5401 Mitchelldale Street, Suite B6
Houston, TX 77092
If you have any questions or require additional information, please contact Aviation Laboratories at 800-256-6876 or firstname.lastname@example.org. If you know of anyone who may not have received this message but uses Aviation Laboratories for their laboratory services, please pass this message along to them.
You missed the most important issues related to the proposed regulations for the DC ADIZ (Question of the Week, Aug. 25).
It is not making the ADIZ permanent that is of great concern. It is the manner in which violations are enforced, and the additional provisions that allow criminal charges to be brought, together with civil fines, and a certificate action that should be of concern.
FAA Enforcement attorneys have stated they have no discretion to consider an ADIZ violation as an administrative proceeding, and indicated that they have been told not to accept an emergency as an excuse for entering the ADIZ.
These later points are what make the DC ADIZ proposal unique, and why it should be opposed.
Ford C. Ladd
I always enjoy the pictures of the week. This week, the enlargement commands did not work. There was some disappointment the quality of the photos was every bit as good as usual, I just couldn't see the details that are visible in the enlargements.
Sorry about that. That was our fault, as we were trying out a new script to drive the pop-ups, and it didn't work as well as we'd hoped. (Ah, the laboratory of real-world experience!)
We've tidied up our code, and you should now be able to access the full images by going to the POTW page now.

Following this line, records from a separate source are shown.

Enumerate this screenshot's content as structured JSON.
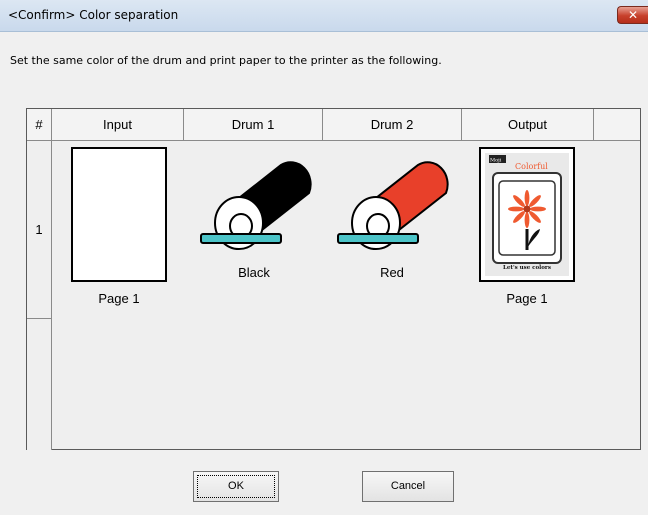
{
  "window": {
    "title": "<Confirm> Color separation",
    "close_glyph": "✕"
  },
  "instruction": "Set the same color of the drum and print paper to the printer as the following.",
  "table": {
    "headers": [
      "#",
      "Input",
      "Drum 1",
      "Drum 2",
      "Output",
      ""
    ],
    "rows": [
      {
        "number": "1",
        "input_label": "Page 1",
        "drum1_label": "Black",
        "drum1_color": "#000000",
        "drum2_label": "Red",
        "drum2_color": "#e8402a",
        "output_label": "Page 1",
        "output_thumb": {
          "tag": "Moji",
          "headline": "Colorful",
          "caption": "Let's use colors",
          "flower_color": "#ef5a30"
        }
      }
    ]
  },
  "buttons": {
    "ok": "OK",
    "cancel": "Cancel"
  }
}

(Be sure to check out the full-size image of the bear and the Cessnas. That's been my desktop wallpaper for a couple of days now!)